(About this exercise): Could you repeat the records below exactly as written?

(Record excerpts):
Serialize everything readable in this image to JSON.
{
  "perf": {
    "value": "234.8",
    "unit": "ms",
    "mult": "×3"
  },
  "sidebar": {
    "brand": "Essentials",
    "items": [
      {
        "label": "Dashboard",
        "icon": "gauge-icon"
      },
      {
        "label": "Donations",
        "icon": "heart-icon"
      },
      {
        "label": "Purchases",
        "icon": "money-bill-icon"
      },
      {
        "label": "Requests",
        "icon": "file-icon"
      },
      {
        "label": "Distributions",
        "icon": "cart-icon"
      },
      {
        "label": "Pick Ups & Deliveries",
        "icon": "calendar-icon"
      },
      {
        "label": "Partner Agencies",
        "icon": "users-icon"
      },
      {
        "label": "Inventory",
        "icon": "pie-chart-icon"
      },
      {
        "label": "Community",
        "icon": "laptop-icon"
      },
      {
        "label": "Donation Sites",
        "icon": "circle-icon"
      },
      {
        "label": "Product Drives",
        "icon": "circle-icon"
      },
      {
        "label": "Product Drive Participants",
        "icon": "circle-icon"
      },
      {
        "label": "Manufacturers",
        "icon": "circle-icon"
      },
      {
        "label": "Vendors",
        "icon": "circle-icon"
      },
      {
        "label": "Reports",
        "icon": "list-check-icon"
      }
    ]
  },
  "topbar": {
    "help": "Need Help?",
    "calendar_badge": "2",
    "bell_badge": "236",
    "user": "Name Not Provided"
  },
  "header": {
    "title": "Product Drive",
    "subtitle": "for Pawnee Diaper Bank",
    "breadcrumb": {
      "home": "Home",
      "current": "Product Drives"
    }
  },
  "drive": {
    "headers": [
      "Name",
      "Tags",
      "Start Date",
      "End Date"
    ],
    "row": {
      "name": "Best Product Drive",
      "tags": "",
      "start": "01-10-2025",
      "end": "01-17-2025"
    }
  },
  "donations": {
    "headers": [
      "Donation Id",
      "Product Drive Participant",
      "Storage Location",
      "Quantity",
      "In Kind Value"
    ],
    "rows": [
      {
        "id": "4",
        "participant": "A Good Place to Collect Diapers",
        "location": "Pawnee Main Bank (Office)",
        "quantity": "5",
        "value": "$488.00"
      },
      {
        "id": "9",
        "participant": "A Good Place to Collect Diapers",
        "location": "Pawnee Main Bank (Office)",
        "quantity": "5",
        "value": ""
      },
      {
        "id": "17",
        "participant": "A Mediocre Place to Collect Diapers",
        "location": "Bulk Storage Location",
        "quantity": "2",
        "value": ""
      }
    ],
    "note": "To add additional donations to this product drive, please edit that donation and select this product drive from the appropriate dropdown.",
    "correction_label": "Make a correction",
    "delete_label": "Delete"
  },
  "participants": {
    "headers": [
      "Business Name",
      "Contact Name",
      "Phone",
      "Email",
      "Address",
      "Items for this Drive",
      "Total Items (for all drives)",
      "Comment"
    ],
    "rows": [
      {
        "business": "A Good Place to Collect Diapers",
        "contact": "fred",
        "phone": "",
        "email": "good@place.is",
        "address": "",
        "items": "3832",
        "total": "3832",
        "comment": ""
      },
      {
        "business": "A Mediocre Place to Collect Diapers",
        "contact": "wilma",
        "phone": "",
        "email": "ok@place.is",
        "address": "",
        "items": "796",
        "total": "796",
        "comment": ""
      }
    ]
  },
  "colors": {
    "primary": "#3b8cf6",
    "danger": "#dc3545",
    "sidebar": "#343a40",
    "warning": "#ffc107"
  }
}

(Exercise answer):
Serialize everything readable in this image to JSON.
{
  "perf": {
    "value": "234.8",
    "unit": "ms",
    "mult": "×3"
  },
  "sidebar": {
    "brand": "Essentials",
    "items": [
      {
        "label": "Dashboard",
        "icon": "gauge-icon"
      },
      {
        "label": "Donations",
        "icon": "heart-icon"
      },
      {
        "label": "Purchases",
        "icon": "money-bill-icon"
      },
      {
        "label": "Requests",
        "icon": "file-icon"
      },
      {
        "label": "Distributions",
        "icon": "cart-icon"
      },
      {
        "label": "Pick Ups & Deliveries",
        "icon": "calendar-icon"
      },
      {
        "label": "Partner Agencies",
        "icon": "users-icon"
      },
      {
        "label": "Inventory",
        "icon": "pie-chart-icon"
      },
      {
        "label": "Community",
        "icon": "laptop-icon"
      },
      {
        "label": "Donation Sites",
        "icon": "circle-icon"
      },
      {
        "label": "Product Drives",
        "icon": "circle-icon"
      },
      {
        "label": "Product Drive Participants",
        "icon": "circle-icon"
      },
      {
        "label": "Manufacturers",
        "icon": "circle-icon"
      },
      {
        "label": "Vendors",
        "icon": "circle-icon"
      },
      {
        "label": "Reports",
        "icon": "list-check-icon"
      }
    ]
  },
  "topbar": {
    "help": "Need Help?",
    "calendar_badge": "2",
    "bell_badge": "236",
    "user": "Name Not Provided"
  },
  "header": {
    "title": "Product Drive",
    "subtitle": "for Pawnee Diaper Bank",
    "breadcrumb": {
      "home": "Home",
      "current": "Product Drives"
    }
  },
  "drive": {
    "headers": [
      "Name",
      "Tags",
      "Start Date",
      "End Date"
    ],
    "row": {
      "name": "Best Product Drive",
      "tags": "",
      "start": "01-10-2025",
      "end": "01-17-2025"
    }
  },
  "donations": {
    "headers": [
      "Donation Id",
      "Product Drive Participant",
      "Storage Location",
      "Quantity",
      "In Kind Value"
    ],
    "rows": [
      {
        "id": "4",
        "participant": "A Good Place to Collect Diapers",
        "location": "Pawnee Main Bank (Office)",
        "quantity": "5",
        "value": "$488.00"
      },
      {
        "id": "9",
        "participant": "A Good Place to Collect Diapers",
        "location": "Pawnee Main Bank (Office)",
        "quantity": "5",
        "value": ""
      },
      {
        "id": "17",
        "participant": "A Mediocre Place to Collect Diapers",
        "location": "Bulk Storage Location",
        "quantity": "2",
        "value": ""
      }
    ],
    "note": "To add additional donations to this product drive, please edit that donation and select this product drive from the appropriate dropdown.",
    "correction_label": "Make a correction",
    "delete_label": "Delete"
  },
  "participants": {
    "headers": [
      "Business Name",
      "Contact Name",
      "Phone",
      "Email",
      "Address",
      "Items for this Drive",
      "Total Items (for all drives)",
      "Comment"
    ],
    "rows": [
      {
        "business": "A Good Place to Collect Diapers",
        "contact": "fred",
        "phone": "",
        "email": "good@place.is",
        "address": "",
        "items": "3832",
        "total": "3832",
        "comment": ""
      },
      {
        "business": "A Mediocre Place to Collect Diapers",
        "contact": "wilma",
        "phone": "",
        "email": "ok@place.is",
        "address": "",
        "items": "796",
        "total": "796",
        "comment": ""
      }
    ]
  },
  "colors": {
    "primary": "#3b8cf6",
    "danger": "#dc3545",
    "sidebar": "#343a40",
    "warning": "#ffc107"
  }
}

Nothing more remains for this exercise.